Balance Through Diet
Attaining balance is important in this condition, and that can be achieved to a large extent through a balanced diet. Eating food groups in moderation is the key to a good health. While certain foods and drinks such as alcoholic beverages, salty and processed foods, sugary drinks, sodas, caffeinated beverages, and energy drinks are known to cause inner ear problems and migraine, other food groups may occasionally cause issues. Many of these beverages act as stimulants, which clearly indicate that they work in powerful ways to keep the body going. They should be avoided altogether.
Avoiding snacks that are rich in fat, refined sugar, and preservatives is a good norm to follow. Therefore, say goodbye to sugary products, jams, bread spreads, syrups, jellies, chocolates, pastries, squashes, candied or tinned fruits, as well as juice concentrates.
Cutting down on junk food and increasing a number of fresh vegetables and fruits in your diet can help your body attain normalcy. After all, they are called junk food for a reason. They form fatty deposits and provide empty calories to the body. It has been observed that the foods that cause severe headaches, bouts of migraine, and dizziness most commonly cause vertigo as well. If these foods don’t suit you, that means they are affecting your body in a negative way.

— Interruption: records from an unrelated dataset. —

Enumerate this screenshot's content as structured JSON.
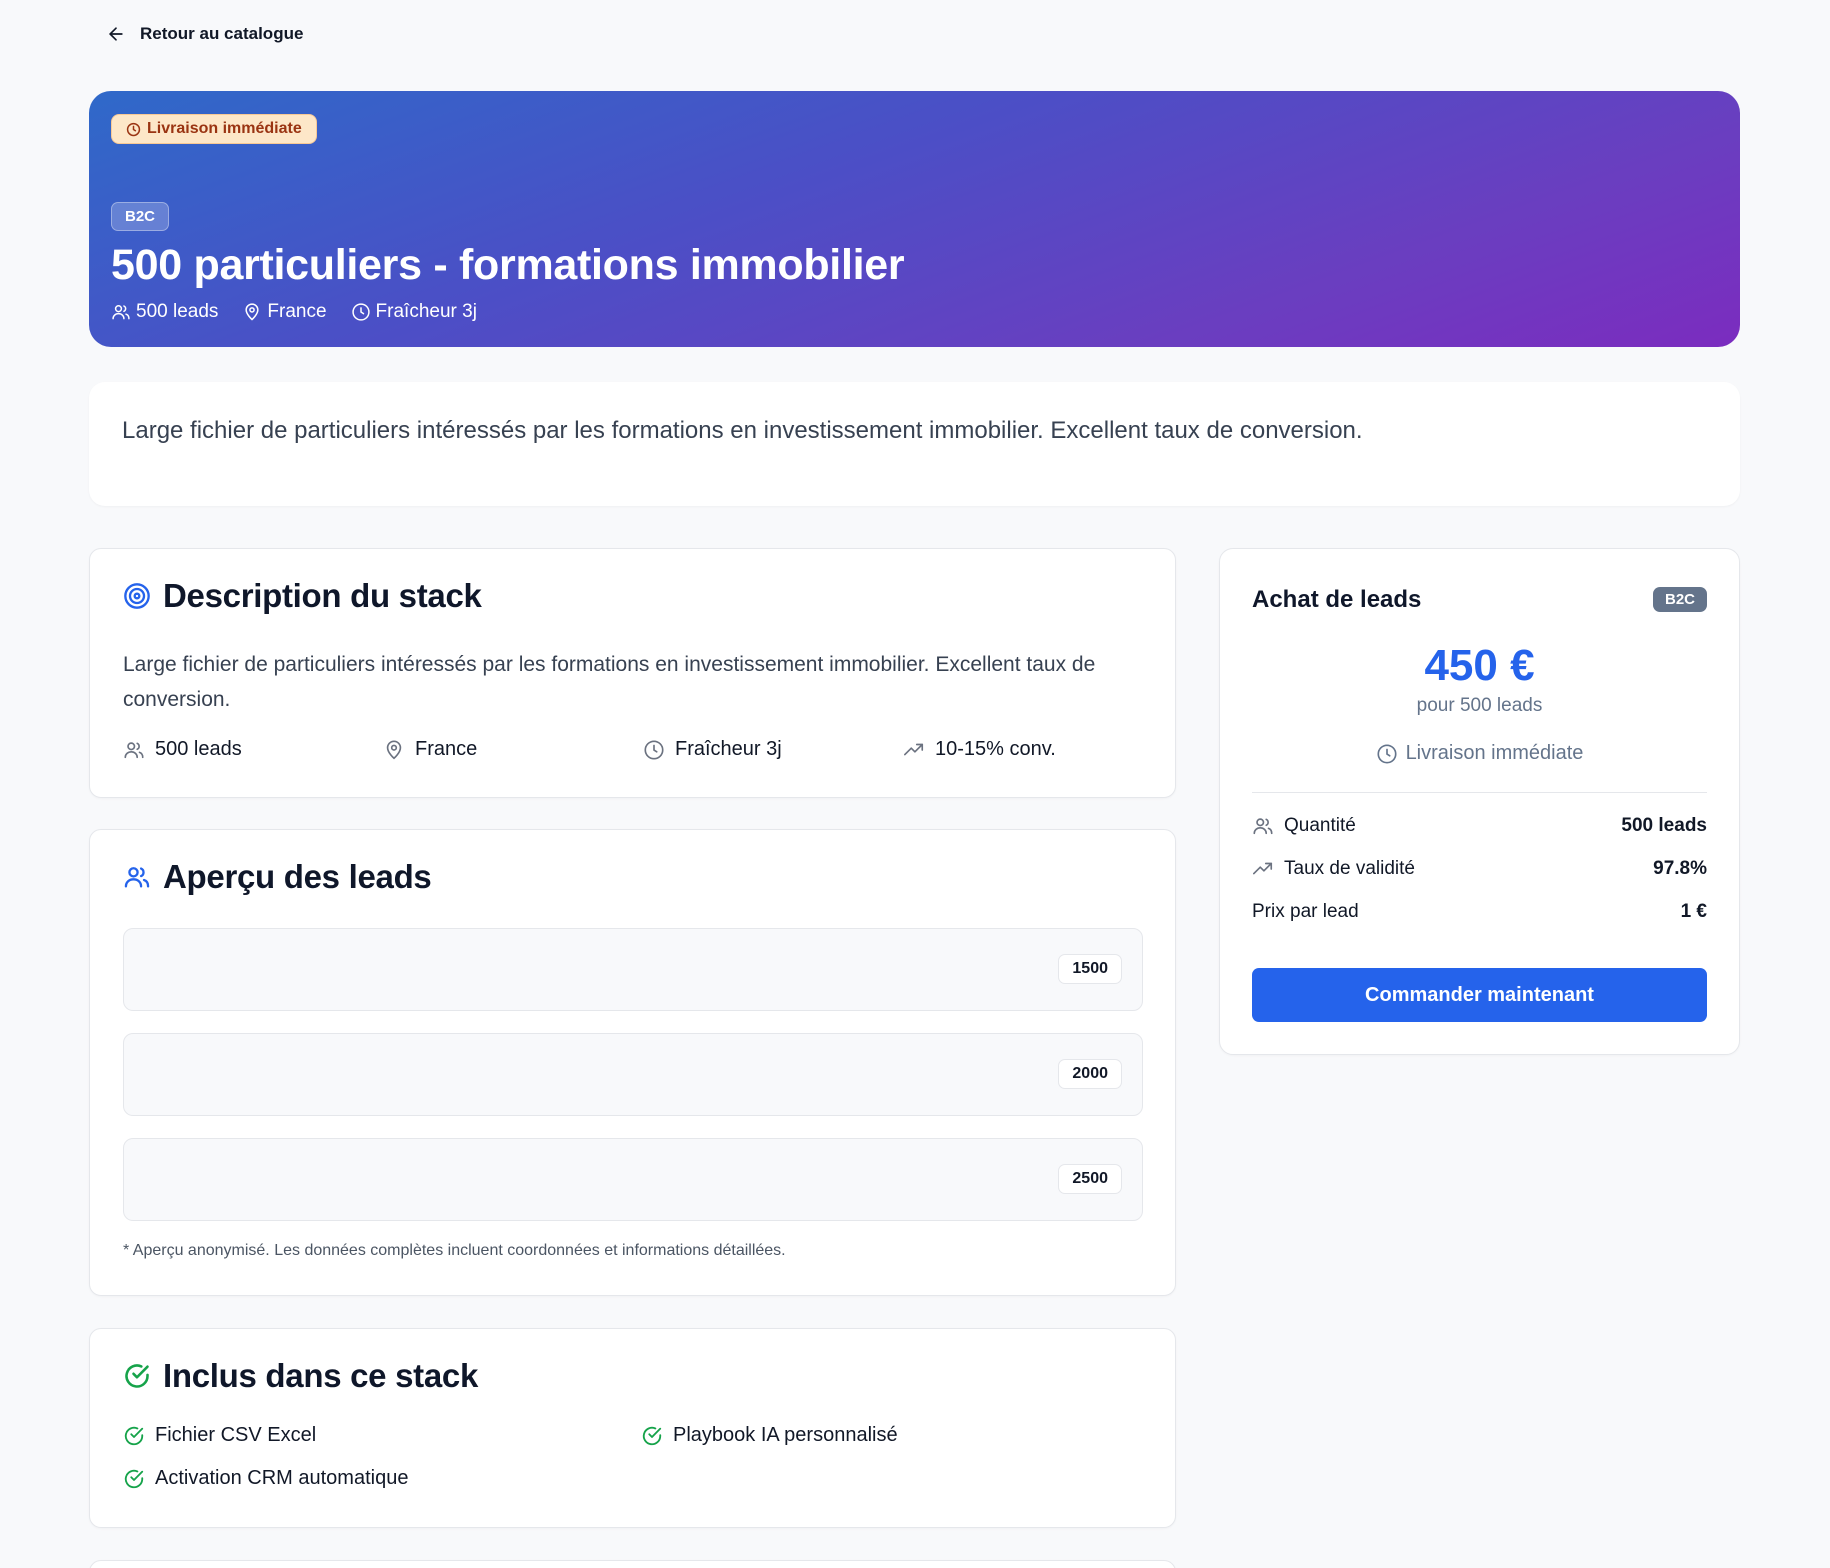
{
  "nav": {
    "back_label": "Retour au catalogue"
  },
  "hero": {
    "delivery_badge": "Livraison immédiate",
    "segment_badge": "B2C",
    "title": "500 particuliers - formations immobilier",
    "meta": {
      "leads": "500 leads",
      "location": "France",
      "freshness": "Fraîcheur 3j"
    }
  },
  "summary": {
    "text": "Large fichier de particuliers intéressés par les formations en investissement immobilier. Excellent taux de conversion."
  },
  "description": {
    "title": "Description du stack",
    "text": "Large fichier de particuliers intéressés par les formations en investissement immobilier. Excellent taux de conversion.",
    "stats": {
      "leads": "500 leads",
      "location": "France",
      "freshness": "Fraîcheur 3j",
      "conversion": "10-15% conv."
    }
  },
  "preview": {
    "title": "Aperçu des leads",
    "rows": [
      {
        "tag": "1500"
      },
      {
        "tag": "2000"
      },
      {
        "tag": "2500"
      }
    ],
    "note": "* Aperçu anonymisé. Les données complètes incluent coordonnées et informations détaillées."
  },
  "included": {
    "title": "Inclus dans ce stack",
    "items": [
      "Fichier CSV Excel",
      "Playbook IA personnalisé",
      "Activation CRM automatique"
    ]
  },
  "purchase": {
    "title": "Achat de leads",
    "badge": "B2C",
    "price": "450 €",
    "price_sub": "pour 500 leads",
    "delivery": "Livraison immédiate",
    "rows": [
      {
        "label": "Quantité",
        "value": "500 leads"
      },
      {
        "label": "Taux de validité",
        "value": "97.8%"
      },
      {
        "label": "Prix par lead",
        "value": "1 €"
      }
    ],
    "cta": "Commander maintenant"
  },
  "colors": {
    "accent": "#2563eb",
    "hero_gradient_start": "#2f69c9",
    "hero_gradient_end": "#7b2cbf",
    "success": "#16a34a",
    "delivery_badge_bg": "#fde7c8",
    "delivery_badge_text": "#9a3412"
  },
  "icons": {
    "back": "arrow-left-icon",
    "users": "users-icon",
    "location": "map-pin-icon",
    "clock": "clock-icon",
    "trend": "trending-up-icon",
    "target": "target-icon",
    "check": "check-circle-icon"
  }
}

Stay away from foods that contain excessive amounts of tangy or citrus content, red meat, processed food, pickles, and other fermented food items that are known to cause trouble. In addition to these factors, please remember that skipping a meal poses a threat to your overall health in the long run. It deprives your body of essential calories and causes fatigue, loss of productivity, headaches, erratic outbursts, hypoglycemia, and dizziness. Take your meals in moderation and ensure that you eat them at a specified time every single day.